Why are the accusations of child abuse leveled at Mia Farrow by multiple adoptees, as well as the deaths of despair of three other adoptees, so rigorously excluded from this story by people who regularly make false statements about Woody Allen like that he “married his daughter” or that “all his films are ads for pedophilia”? Both of these easily disproven arguments were made to me by an audience member who stuck around to debate me after the show. I have huge respect for this person (if not for their false information about this particular case). You can see people saying things like this online whenever Allen’s name comes up, which is what inspired me to write this song, and why I will continue performing “Dylan & Moses” as part of my set this year.
I’m not looking to annoy my audiences or start fights. Likewise, I am not going to censor myself to avoid doing so. If this makes me a magnet for trouble, let it be “good trouble”. I’ll use what I can as inspiration, and the rest can get outta head (as well as my heart).
There is one final thing I’d like to add.
When I suggested that my song in favor of including Soon-Yi Previn and Moses Farrow (and all of the rest) in our account of the story of Mia Farrow and Woody Allen is no worse than Sandman’s reference to a “standing 69” I was being facetious. Trying (with the ham-fisted humor of a dramatist) to flip the energy with a joke. I wasn’t throwing Sandman under the bus but, having pondered it, I think I do believe that a public celebration of the standing 69 is more “fucked up” than my song.
Of course, I believe that consenting adults should be supported in engaging in whatever pleasurable activity pleases both parties and…
I can’t help but recognize the potential danger to the upside-down partner, who is far more likely to experience a head, neck or back injury if it all goes wrong than the upright partner in a standing 69. Since the upside-down partner is likely to be the lighter of the two, and since women tend to have less body mass than men of similar sizes, it strikes me that a standing 69 poses a greater threat to women than to men. Regardless of the gender of the participants it should be clear that this risky sexual behavior poses a far greater threat to those who engage in it, than a song about treating Soon-Yi Previn and Moses Farrow with the same respect we treat their white siblings.
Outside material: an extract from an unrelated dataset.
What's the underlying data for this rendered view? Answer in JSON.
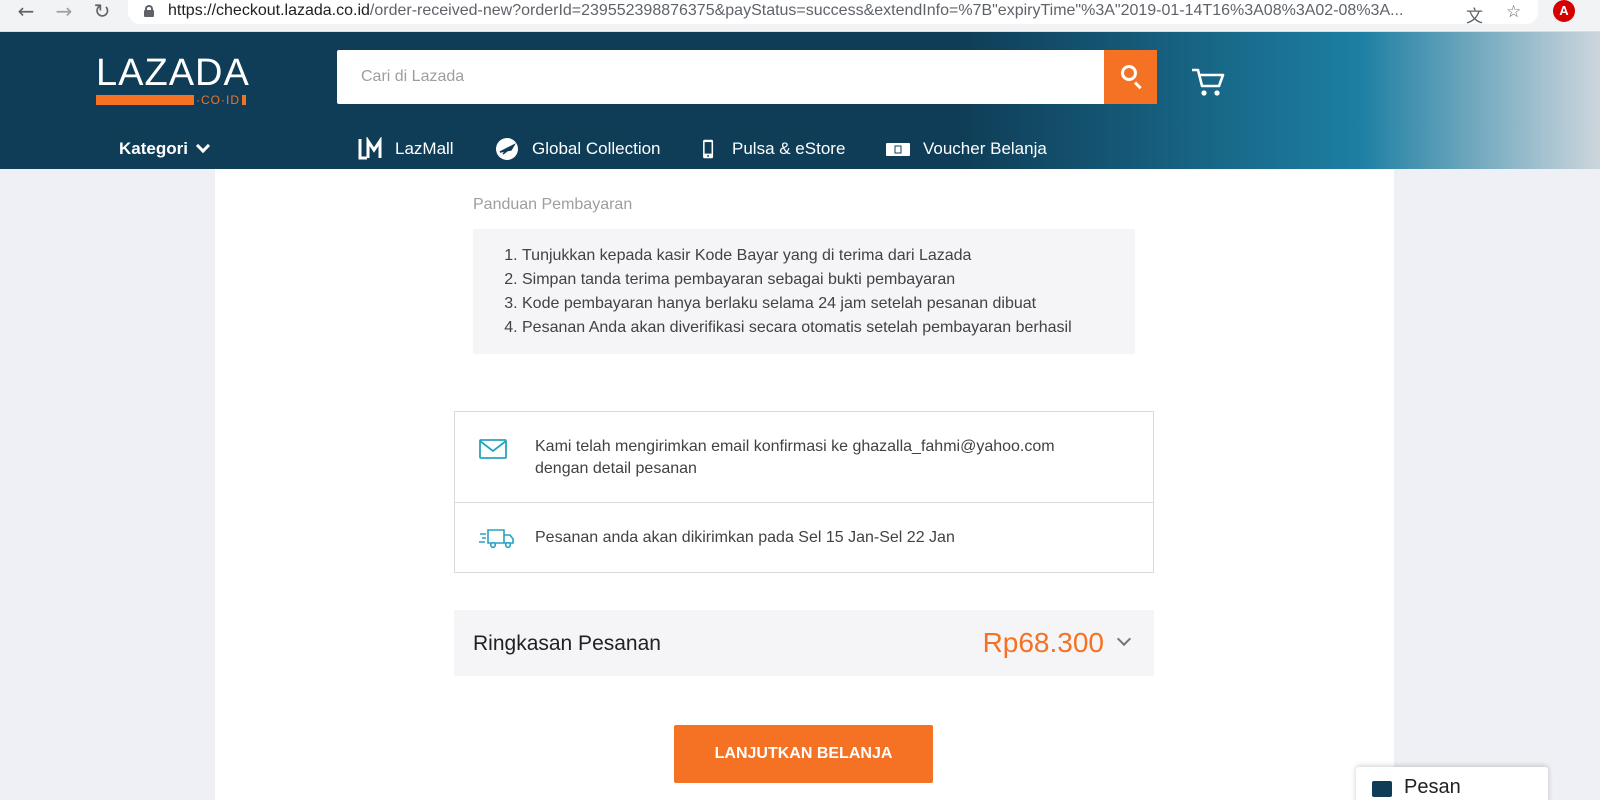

And here’s a better documentary on the Farrow/Allen affair then HBO’s biased hit piece: